Jordan Spieth — already with a Masters green jacket in his closet — will go to the British Open at St. Andrews next month seeking his third consecutive major championship victory of 2015.
After a week’s worth focus at this U.S. Open centered on controversial 8-year-old public golf course, Chambers Bay, its bumpy greens and the way the USGA been set it up, finally the focus is where it should be: On the winner.
The 21-year-old Texan, whose mature, humble demeanor equals his extraordinary talent and poise under pressure, became the first player since Woods in 2002 to win the Masters and U.S. Open in the same year.
With the victory, Spieth became the youngest player to win two career majors since Gene Sarazen in 1922. He became the youngest player to win a U.S. Open since Bobby Jones in 1923. And he became only the sixth player in history to win the Masters and U.S. Open in the same year.
In a dizzying final hour, there were three pressure-point moments of truth that shaped the tournament.
The final, decisive, moment came with Dustin Johnson three-putting from 12 feet on the 72nd hole to hand the trophy to Spieth, who one hole earlier appeared to have thrown the tournament away with a three-putt double bogey on 17 that brought Johnson, among others, back into the mix.
Johnson — who is making a dubious career out of leaking away major championships in final rounds — stood over a 12-foot eagle putt on 18 to finally capture his first career major. He slid the eagle try 4 feet past and then stared down the comebacker that would at least have forced an 18-hole Monday playoff with Spieth.

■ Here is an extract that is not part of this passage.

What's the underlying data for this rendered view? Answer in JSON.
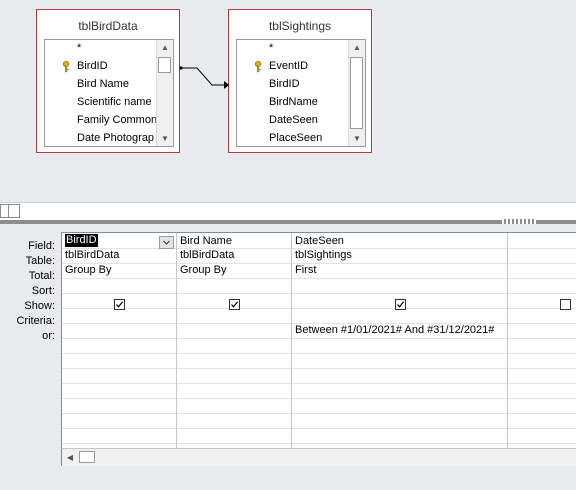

“I’m in shock,’’ Spieth said as Johnson, looking utterly dazed, walked off the 18th green carrying his new-born child in an effort to soothe the pain. “Wow. That’s … I watched with Micheal [Greller, his caddie] … and I just wanted a fighting chance [in a Monday playoff]. I feel bad for Dustin. I had that feeling on 17.’’